After our on-time arrival, we obviously wasted no time in tracking down a brewery, and we were lucky – in 1998, an enterprising soul or two had converted an old tram depot beautifully located next to a colony of bears and a winding river into a brewery. They brew three standard beers: an unfiltered helles, a darker märzen, and a wheat beer. Additionally, they frequently do special beers, usually to suit the season. I tried the helles and the märzen, both of which were lively and full of flavour – great drinks to accompany the unseasonably late arrival of summer.
The next day was the concert day, so after a pit stop at the tram shed again to remind me how good the märzen was, we headed towards the 45000-capacity Stade the Suisse, where the aforementioned band were due to play in a few hours. To avoid eating the overpriced food usually found at such massive venues, we had a pizza on the way, which I washed down with a couple of remarkably tasty beers from the local independent survivor Felsenau, founded in 1881.
What followed was a delight from a music lover’s perspective, but a disaster from a beer lover’s ditto. Why oh why is it so in this world that a poor drinker can only buy not second rate, not third rate, but rock bottom rate lager at big events such as these? Carlsberg was the beer in this case, and though I ought to have known better, I still went ahead and bought one. It did one good thing – it confirmed my long-held opinion that Carlsberg is one of the few beers whose taste actually improves as it passes through the body. Probably the best piss in the world, though.

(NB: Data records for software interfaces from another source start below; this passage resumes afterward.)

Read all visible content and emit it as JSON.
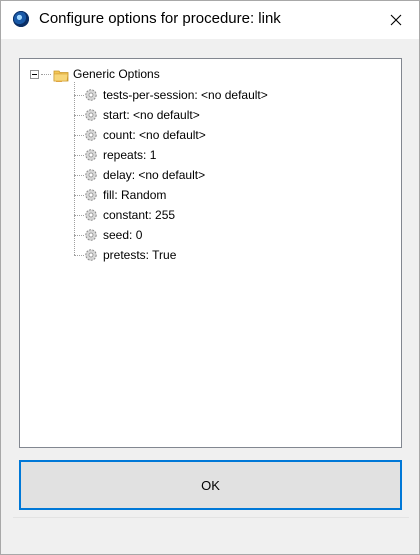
{
  "window": {
    "title": "Configure options for procedure: link"
  },
  "tree": {
    "root_label": "Generic Options",
    "items": [
      {
        "label": "tests-per-session: <no default>"
      },
      {
        "label": "start: <no default>"
      },
      {
        "label": "count: <no default>"
      },
      {
        "label": "repeats: 1"
      },
      {
        "label": "delay: <no default>"
      },
      {
        "label": "fill: Random"
      },
      {
        "label": "constant: 255"
      },
      {
        "label": "seed: 0"
      },
      {
        "label": "pretests: True"
      }
    ]
  },
  "buttons": {
    "ok_label": "OK"
  },
  "icons": {
    "app": "app-icon",
    "close": "close-icon",
    "folder": "folder-icon",
    "item": "gear-icon",
    "expander": "collapse-icon"
  },
  "colors": {
    "focus_border": "#0078d7",
    "button_bg": "#e1e1e1",
    "dialog_bg": "#f0f0f0"
  }
}
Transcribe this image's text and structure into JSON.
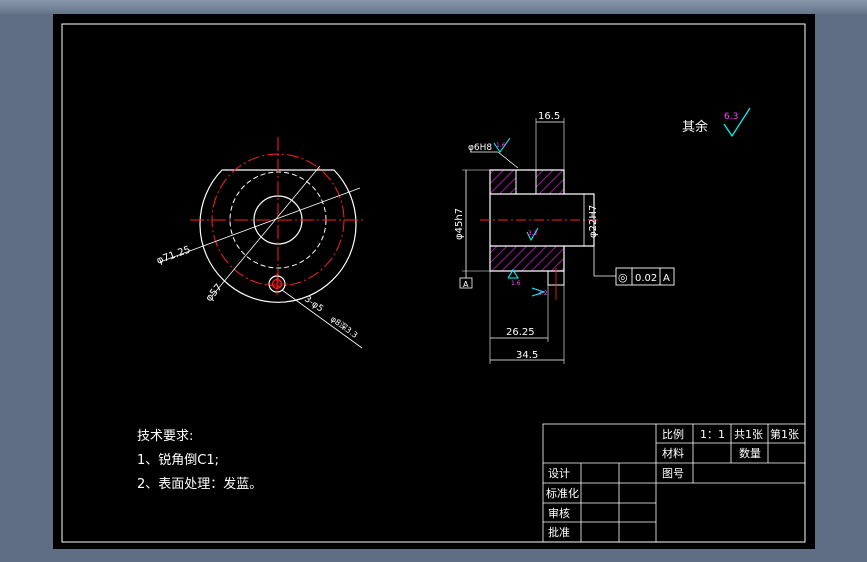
{
  "palette": {
    "background": "#5f6e84",
    "sheet": "#000000",
    "line": "#ffffff",
    "center": "#ff2020",
    "hatch": "#c020c0",
    "roughness": "#00ffff",
    "roughness_text": "#ff40ff"
  },
  "left_view": {
    "dim_outer": "φ71.25",
    "dim_pitch": "φ57",
    "dim_holes": "3-φ5",
    "dim_counterbore": "φ8深3.3"
  },
  "section_view": {
    "dim_top": "16.5",
    "dim_outer": "φ45h7",
    "dim_bore": "φ22H7",
    "dim_step": "26.25",
    "dim_total": "34.5",
    "dim_small_hole": "φ6H8",
    "datum": "A",
    "fcf_symbol": "◎",
    "fcf_value": "0.02",
    "fcf_datum": "A",
    "rough_1": "1.6",
    "rough_2": "3.2",
    "rough_3": "1.6",
    "rough_4": "3.2"
  },
  "other_surface": {
    "label": "其余",
    "value": "6.3"
  },
  "tech_requirements": {
    "title": "技术要求:",
    "item1": "1、锐角倒C1;",
    "item2": "2、表面处理：发蓝。"
  },
  "title_block": {
    "scale_label": "比例",
    "scale_value": "1：1",
    "sheets_total": "共1张",
    "sheet_no": "第1张",
    "material_label": "材料",
    "quantity_label": "数量",
    "drawing_no_label": "图号",
    "design_label": "设计",
    "standard_label": "标准化",
    "review_label": "审核",
    "approve_label": "批准"
  }
}
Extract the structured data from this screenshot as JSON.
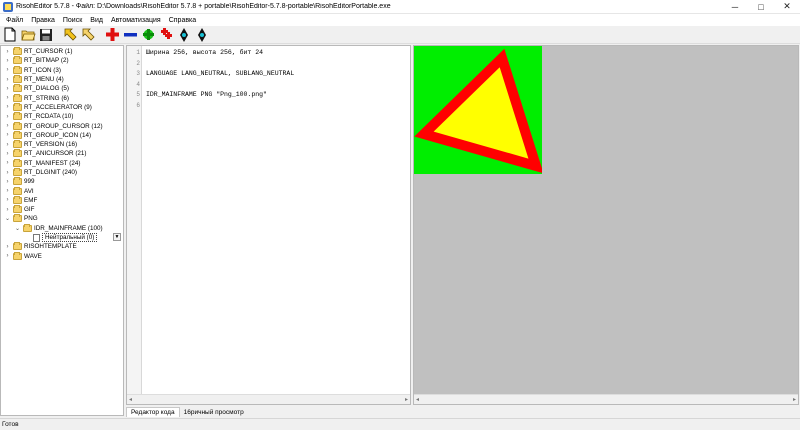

The weekend was, in other words, like experiencing the Swiss beer scene in a nutshell. There are the new, usually very small breweries that make decent – and sometimes very good – beer. Then there are a few surviving regionals, most of which can conjure up a couple of very drinkable beers. Then we have the nationals, which have been bought out by the multinationals, that make the bland, boring stuff that everyone drinks and most bars and pubs stock. Finally, there are the multinationals that sponsor all big events and have the nerve to charge an arm and a leg for a plastic cup of vile-tasting yellow liquid that is, to quote an earlier blog post of mine, almost, but not entirely unlike beer.
So, in summary: Switzerland is a nice country, and if you’re concerned that someone may have a serious throat problem when they speak to you, don’t worry – this is just the local dialect – speak back in your own language and they’ll immediately switch. The scenery is stunning and the skiing, especially in winter, is usually very good, so the Swiss can be forgiven if they don’t have the best beer in the world. Having said that, it’s certainly not the worst beer in the world either, and things are rapidly improving. If you’re in a bar, ask for a beer from a local brewery, and if they don’t have one, suggest that they should organize a referendum to ban mediocre beer. You never know, perhaps they’ll vote yes one day.